“You think you’re having a bad week, but stay on the bus because one of these days you’ll look out the window and it’ll be beautiful.”--Jamie Lee Curtis

In an interview with Country Living Magazine, actress Jamie Lee Curtis said the secret to her long marriage to Christopher Guest is hanging in there even when things aren’t going well. The actress expressed her philosophy like this, “You think you’re having a bad week, but stay on the bus because one of these days you’ll look out the window and it’ll be beautiful.”

My husband and I have been married a year longer than Jamie Lee and Christopher, but our philosophy is pretty much the same. We’ve made our bed, and we’re lying in it until death do us part.

A long and successful marriage isn’t in the cards for everyone, and it shouldn’t be if you discover you married the wrong person. How do you find the right one? That’s a story for another day.

Please note: Denise Shelton is not a licensed family therapist. The opinions and advice in this article are based solely on reading, observation, and personal experience. Sources to support her opinions have been cited where appropriate.


About the Creator

Denise Shelton

Denise Shelton writes on a variety of topics and in several different genres.
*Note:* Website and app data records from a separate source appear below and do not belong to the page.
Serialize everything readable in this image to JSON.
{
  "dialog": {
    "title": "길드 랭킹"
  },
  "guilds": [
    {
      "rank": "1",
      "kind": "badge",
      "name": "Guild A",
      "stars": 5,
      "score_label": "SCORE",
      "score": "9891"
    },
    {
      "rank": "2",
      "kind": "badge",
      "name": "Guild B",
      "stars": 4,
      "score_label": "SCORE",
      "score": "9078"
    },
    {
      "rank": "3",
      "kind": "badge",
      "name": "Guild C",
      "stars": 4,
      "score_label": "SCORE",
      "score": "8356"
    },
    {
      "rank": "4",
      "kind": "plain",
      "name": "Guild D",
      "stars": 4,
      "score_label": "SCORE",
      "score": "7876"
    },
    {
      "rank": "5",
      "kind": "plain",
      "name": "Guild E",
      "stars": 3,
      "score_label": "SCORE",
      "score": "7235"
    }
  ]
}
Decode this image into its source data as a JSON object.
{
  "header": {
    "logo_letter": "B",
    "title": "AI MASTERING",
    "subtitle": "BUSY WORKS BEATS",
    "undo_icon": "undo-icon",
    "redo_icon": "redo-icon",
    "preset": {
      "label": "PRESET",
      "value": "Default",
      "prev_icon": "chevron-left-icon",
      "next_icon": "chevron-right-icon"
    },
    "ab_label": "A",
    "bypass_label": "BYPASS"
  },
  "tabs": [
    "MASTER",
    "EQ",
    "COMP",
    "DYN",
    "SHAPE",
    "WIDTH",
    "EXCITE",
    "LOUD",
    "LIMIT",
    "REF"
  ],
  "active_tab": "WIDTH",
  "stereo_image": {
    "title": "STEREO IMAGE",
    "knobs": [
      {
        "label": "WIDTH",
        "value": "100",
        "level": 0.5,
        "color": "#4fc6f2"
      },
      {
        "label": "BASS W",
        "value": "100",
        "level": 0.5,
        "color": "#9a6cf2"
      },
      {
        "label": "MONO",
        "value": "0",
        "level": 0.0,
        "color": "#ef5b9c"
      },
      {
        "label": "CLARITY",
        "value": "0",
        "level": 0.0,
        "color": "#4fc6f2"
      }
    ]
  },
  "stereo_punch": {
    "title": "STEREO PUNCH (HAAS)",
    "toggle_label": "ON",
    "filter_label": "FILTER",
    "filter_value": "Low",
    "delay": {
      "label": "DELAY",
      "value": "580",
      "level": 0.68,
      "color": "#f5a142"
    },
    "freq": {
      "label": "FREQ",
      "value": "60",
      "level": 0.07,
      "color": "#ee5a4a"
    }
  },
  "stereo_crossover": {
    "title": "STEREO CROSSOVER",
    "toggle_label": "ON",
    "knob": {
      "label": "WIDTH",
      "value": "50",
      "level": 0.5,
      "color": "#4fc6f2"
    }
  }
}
Frequent subjects include history, politics, and opinion. She gleefully writes poetry The New Yorker wouldn't dare publish.

Reader insights

Be the first to share your insights about this piece.

How does it work?

Add your insights


There are no comments for this story

Be the first to respond and start the conversation.

Sign in to comment

    Find us on social media

    Miscellaneous links

    • Explore
    • Contact
    • Privacy Policy
    • Terms of Use
    • Support

    © 2024 Creatd, Inc. All Rights Reserved.